Garage punk act The Gnarwals sing songs about skating legends, sound like they can barely play and are as yet the only band I’ve ever seen attempt to crowd-skate (yes crowd surfing with a skateboard). What’s not to love? Channelling the energies of great UK skate rock bands like The Stupids, mixing in the punk DIY ethos of Australia’s Eddy Current Suppression Ring, this lot have enough to grab my attention. The fact that their 2013 album is called Fuck Cameron as well also demands I take notice as does their Facebook blurb, which says under interests “Stressing the Gnarliness of the Gnarwhal since 1879.”
The Mourning Suns

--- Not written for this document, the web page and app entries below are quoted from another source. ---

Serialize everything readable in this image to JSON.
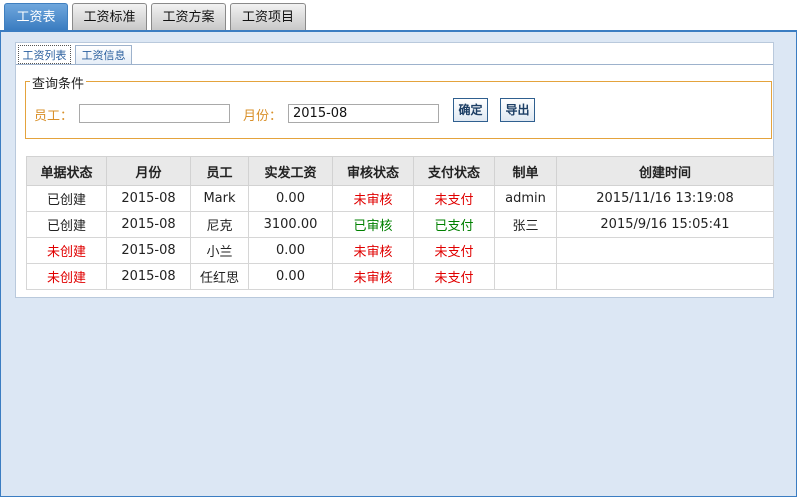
{
  "top_tabs": [
    "工资表",
    "工资标准",
    "工资方案",
    "工资项目"
  ],
  "sub_tabs": [
    "工资列表",
    "工资信息"
  ],
  "query": {
    "legend": "查询条件",
    "employee_label": "员工：",
    "employee_value": "",
    "month_label": "月份：",
    "month_value": "2015-08",
    "confirm_button": "确定",
    "export_button": "导出"
  },
  "table": {
    "columns": [
      "单据状态",
      "月份",
      "员工",
      "实发工资",
      "审核状态",
      "支付状态",
      "制单",
      "创建时间"
    ],
    "rows": [
      [
        "已创建",
        "2015-08",
        "Mark",
        "0.00",
        "未审核",
        "未支付",
        "admin",
        "2015/11/16 13:19:08"
      ],
      [
        "已创建",
        "2015-08",
        "尼克",
        "3100.00",
        "已审核",
        "已支付",
        "张三",
        "2015/9/16 15:05:41"
      ],
      [
        "未创建",
        "2015-08",
        "小兰",
        "0.00",
        "未审核",
        "未支付",
        "",
        ""
      ],
      [
        "未创建",
        "2015-08",
        "任红思",
        "0.00",
        "未审核",
        "未支付",
        "",
        ""
      ]
    ]
  },
  "colors": {
    "accent": "#3b7dc2",
    "panel_bg": "#dce7f4",
    "fieldset_border": "#e4a33d",
    "status_negative": "#e00000",
    "status_positive": "#008000"
  }
}
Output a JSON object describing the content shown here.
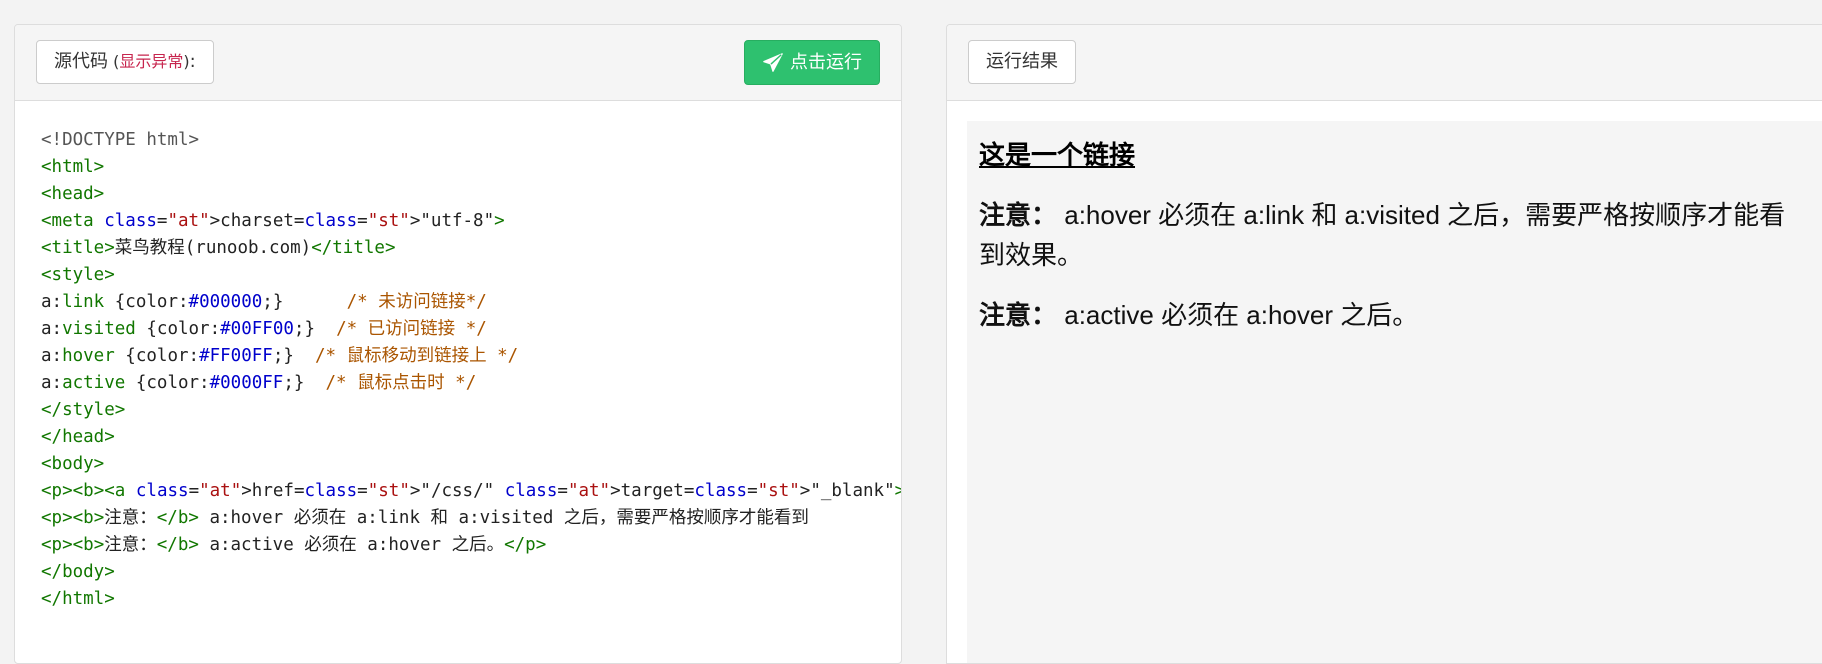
{
  "source": {
    "label": "源代码",
    "anomaly_open": " (",
    "anomaly_link": "显示异常",
    "anomaly_close": ")",
    "colon": ":"
  },
  "run_button": {
    "label": "点击运行",
    "icon": "send-icon",
    "color": "#2ec16f"
  },
  "code_lines": [
    "<!DOCTYPE html>",
    "<html>",
    "<head>",
    "<meta charset=\"utf-8\">",
    "<title>菜鸟教程(runoob.com)</title>",
    "<style>",
    "a:link {color:#000000;}      /* 未访问链接*/",
    "a:visited {color:#00FF00;}  /* 已访问链接 */",
    "a:hover {color:#FF00FF;}  /* 鼠标移动到链接上 */",
    "a:active {color:#0000FF;}  /* 鼠标点击时 */",
    "</style>",
    "</head>",
    "<body>",
    "<p><b><a href=\"/css/\" target=\"_blank\">这是一个链接</a></b></p>",
    "<p><b>注意：</b> a:hover 必须在 a:link 和 a:visited 之后，需要严格按顺序才能看到",
    "<p><b>注意：</b> a:active 必须在 a:hover 之后。</p>",
    "</body>",
    "</html>"
  ],
  "result": {
    "label": "运行结果",
    "link_text": "这是一个链接",
    "note1_label": "注意：",
    "note1_text": " a:hover 必须在 a:link 和 a:visited 之后，需要严格按顺序才能看到效果。",
    "note2_label": "注意：",
    "note2_text": " a:active 必须在 a:hover 之后。"
  }
}
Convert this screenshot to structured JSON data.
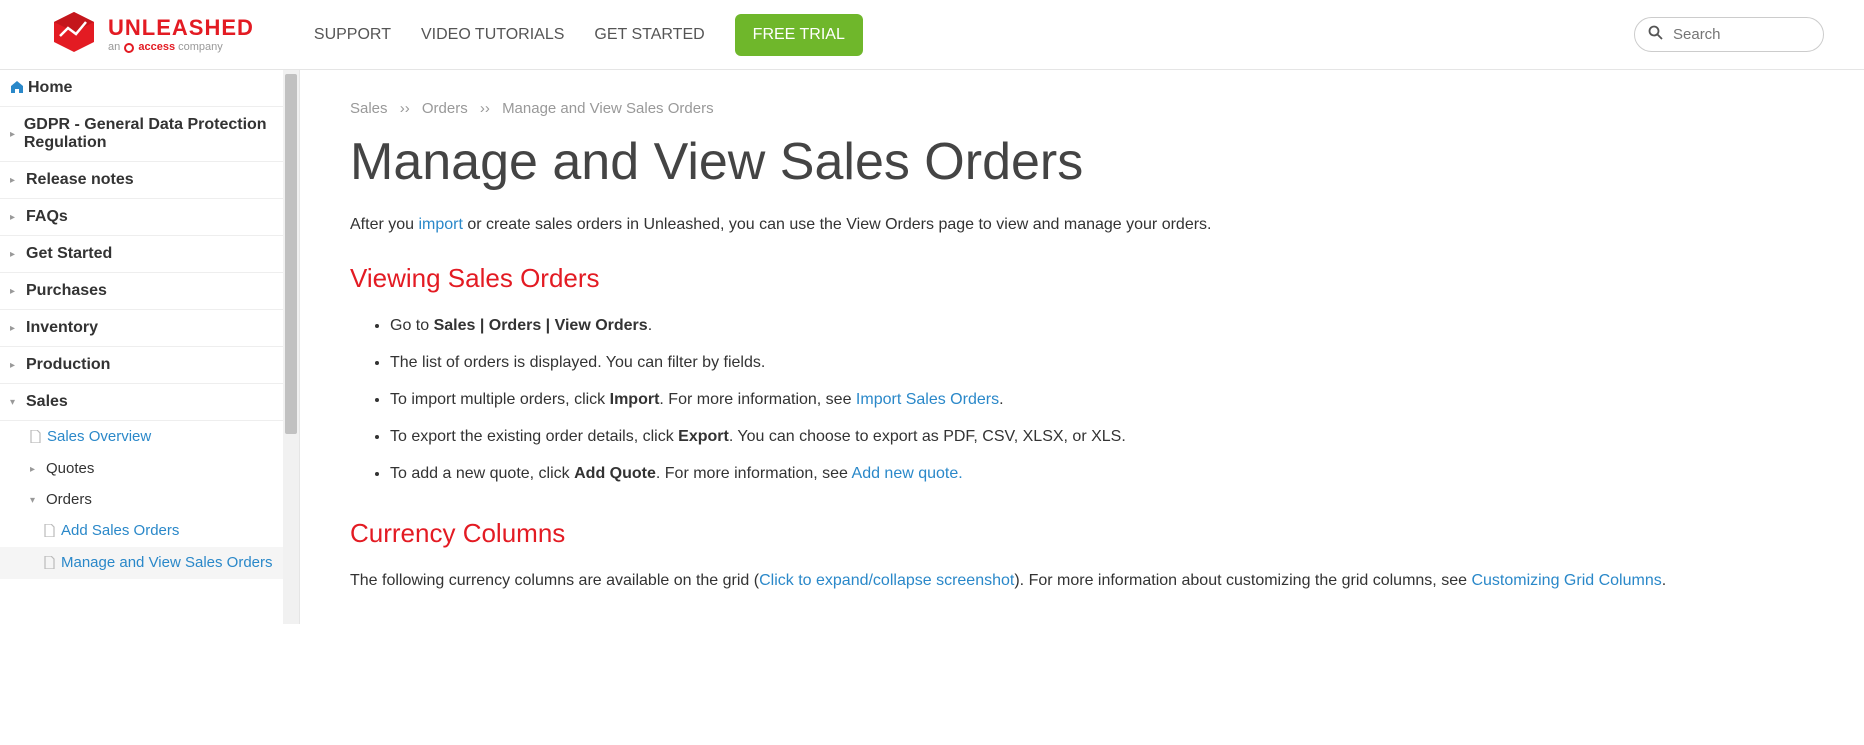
{
  "header": {
    "logo_main": "UNLEASHED",
    "logo_sub_prefix": "an ",
    "logo_sub_brand": "access",
    "logo_sub_suffix": " company",
    "nav": {
      "support": "SUPPORT",
      "videos": "VIDEO TUTORIALS",
      "get_started": "GET STARTED",
      "free_trial": "FREE TRIAL"
    },
    "search_placeholder": "Search"
  },
  "sidebar": {
    "home": "Home",
    "gdpr": "GDPR - General Data Protection Regulation",
    "release_notes": "Release notes",
    "faqs": "FAQs",
    "get_started": "Get Started",
    "purchases": "Purchases",
    "inventory": "Inventory",
    "production": "Production",
    "sales": "Sales",
    "sales_sub": {
      "overview": "Sales Overview",
      "quotes": "Quotes",
      "orders": "Orders",
      "add_sales_orders": "Add Sales Orders",
      "manage_view": "Manage and View Sales Orders"
    }
  },
  "breadcrumb": {
    "l1": "Sales",
    "l2": "Orders",
    "l3": "Manage and View Sales Orders",
    "sep": "››"
  },
  "page": {
    "title": "Manage and View Sales Orders",
    "intro_before": "After you ",
    "intro_link": "import",
    "intro_after": " or create sales orders in Unleashed, you can use the View Orders page to view and manage your orders.",
    "section1_title": "Viewing Sales Orders",
    "bullets": {
      "b1_before": "Go to ",
      "b1_bold": "Sales | Orders | View Orders",
      "b1_after": ".",
      "b2": "The list of orders is displayed. You can filter by fields.",
      "b3_before": "To import multiple orders, click ",
      "b3_bold": "Import",
      "b3_mid": ". For more information, see ",
      "b3_link": "Import Sales Orders",
      "b3_after": ".",
      "b4_before": "To export the existing order details, click ",
      "b4_bold": "Export",
      "b4_after": ". You can choose to export as PDF, CSV, XLSX, or XLS.",
      "b5_before": "To add a new quote, click ",
      "b5_bold": "Add Quote",
      "b5_mid": ". For more information, see ",
      "b5_link": "Add new quote.",
      "b5_after": ""
    },
    "section2_title": "Currency Columns",
    "currency_before": "The following currency columns are available on the grid (",
    "currency_link1": "Click to expand/collapse screenshot",
    "currency_mid": "). For more information about customizing the grid columns, see ",
    "currency_link2": "Customizing Grid Columns",
    "currency_after": "."
  }
}
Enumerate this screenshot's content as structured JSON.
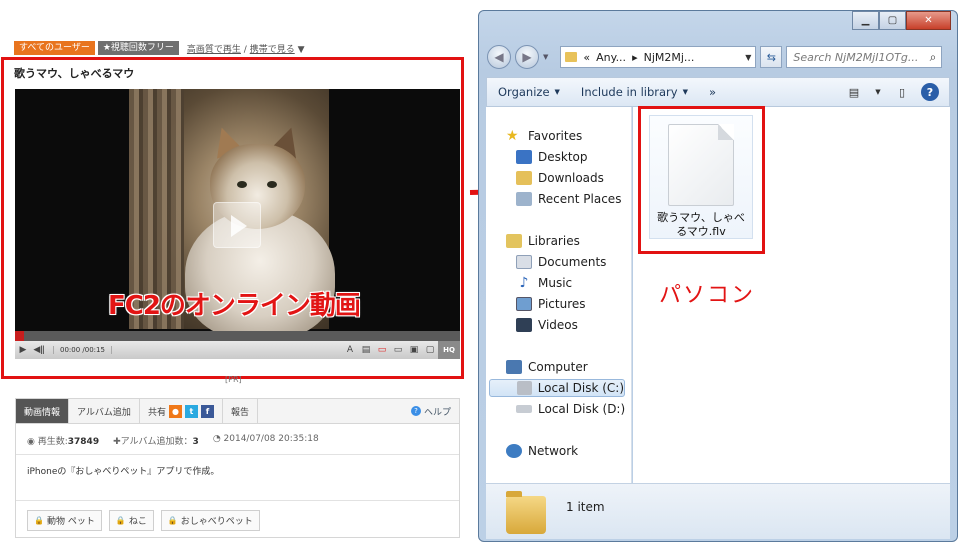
{
  "fc2": {
    "badges": [
      "すべてのユーザー",
      "★視聴回数フリー"
    ],
    "top_links": {
      "hq": "高画質で再生",
      "sep": " / ",
      "mobile": "携帯で見る",
      "arrow": "▼"
    },
    "video_title": "歌うマウ、しゃべるマウ",
    "overlay_caption": "FC2のオンライン動画",
    "player": {
      "time": "00:00 /00:15",
      "hq_label": "HQ",
      "progress_fraction": 0.02
    },
    "pr_label": "[PR]",
    "tabs": [
      "動画情報",
      "アルバム追加",
      "共有",
      "報告"
    ],
    "share_icons": [
      "fc2-icon",
      "twitter-icon",
      "facebook-icon"
    ],
    "help_label": "ヘルプ",
    "stats": {
      "plays_label": "再生数:",
      "plays_value": "37849",
      "album_label": "アルバム追加数：",
      "album_value": "3",
      "date": "2014/07/08 20:35:18"
    },
    "description": "iPhoneの『おしゃべりペット』アプリで作成。",
    "tags": [
      "動物 ペット",
      "ねこ",
      "おしゃべりペット"
    ]
  },
  "explorer": {
    "caption_buttons": [
      "minimize",
      "maximize",
      "close"
    ],
    "address": {
      "chevron": "«",
      "part1": "Any...",
      "sep": "▸",
      "part2": "NjM2Mj..."
    },
    "search_placeholder": "Search NjM2MjI1OTg...",
    "toolbar": {
      "organize": "Organize",
      "include": "Include in library",
      "more": "»"
    },
    "nav": {
      "favorites": "Favorites",
      "favorites_items": [
        "Desktop",
        "Downloads",
        "Recent Places"
      ],
      "libraries": "Libraries",
      "libraries_items": [
        "Documents",
        "Music",
        "Pictures",
        "Videos"
      ],
      "computer": "Computer",
      "computer_items": [
        "Local Disk (C:)",
        "Local Disk (D:)"
      ],
      "network": "Network"
    },
    "file_name": "歌うマウ、しゃべるマウ.flv",
    "overlay_label": "パソコン",
    "status_item_count": "1 item"
  },
  "colors": {
    "annotation_red": "#e21212",
    "fc2_orange": "#e8741e",
    "win_frame": "#b7cbe2"
  }
}
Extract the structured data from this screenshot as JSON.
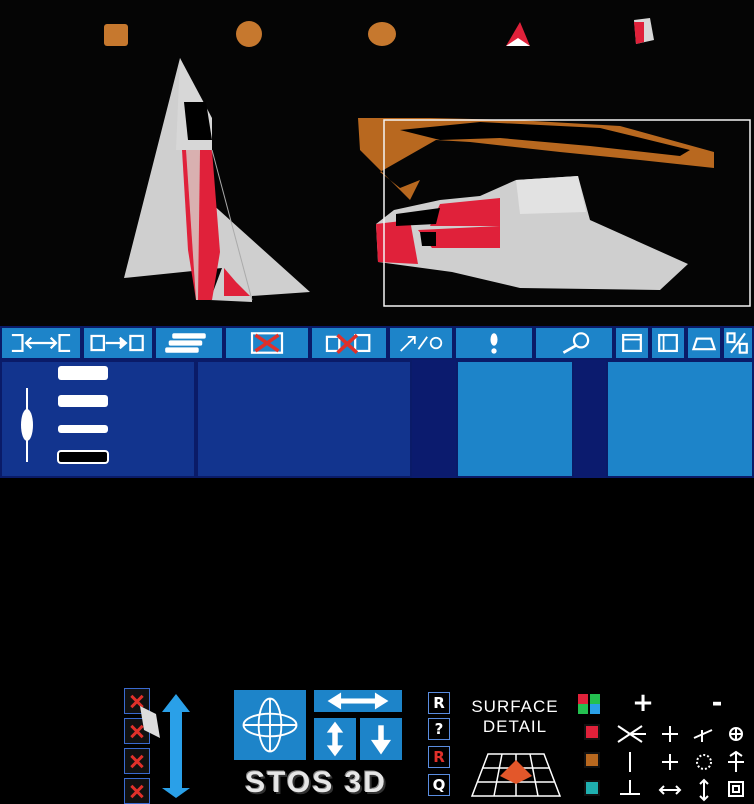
{
  "app": {
    "logo_text": "STOS 3D",
    "surface_label_line1": "SURFACE",
    "surface_label_line2": "DETAIL",
    "side_buttons": [
      "R",
      "?",
      "R",
      "Q"
    ]
  },
  "palette": {
    "accent": "#1d84c9",
    "panel_dark": "#0a1b68",
    "model_red": "#e0213a",
    "model_grey": "#c8c8c8",
    "model_brown": "#c6782e"
  },
  "toolbar_icons": [
    "link-objects-icon",
    "copy-object-icon",
    "stack-layers-icon",
    "delete-object-icon",
    "delete-copy-icon",
    "scale-rotate-icon",
    "light-icon",
    "zoom-icon",
    "view-front-icon",
    "view-side-icon",
    "view-top-icon",
    "percent-icon"
  ],
  "numeric_pad_labels": [
    "+",
    "-"
  ]
}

I’m a sucker for a bunch of folkies hanging around in woods. Step forward The Mourning Suns complete with double bass to satisfy my Pentangle cravings as well. From Birmingham this act have the makings a great band on the folk festival circuit and this clip of their track A Cloud certainly makes me want to hear more, especially with the appropriately mournful viola of Lizze Chan-Foxley and vocals from Rosie Wilkes.
History of Sleep
There can be a tendency with acoustic guitar based music to over complicate things. We’ve all seen those blokes who start drumming away midway through on the woodwork, or frantically bashing away at bar chords until it all becomes a mess. The old cliché of less is more is there for good reason and that’s something History of Sleep does really well, just gentle picking of chords, the melody backing the simple lyrics well. Above all his voice is natural sounding and honest with no pretention. A welcome relief in a complicated world.
by Joe Lepper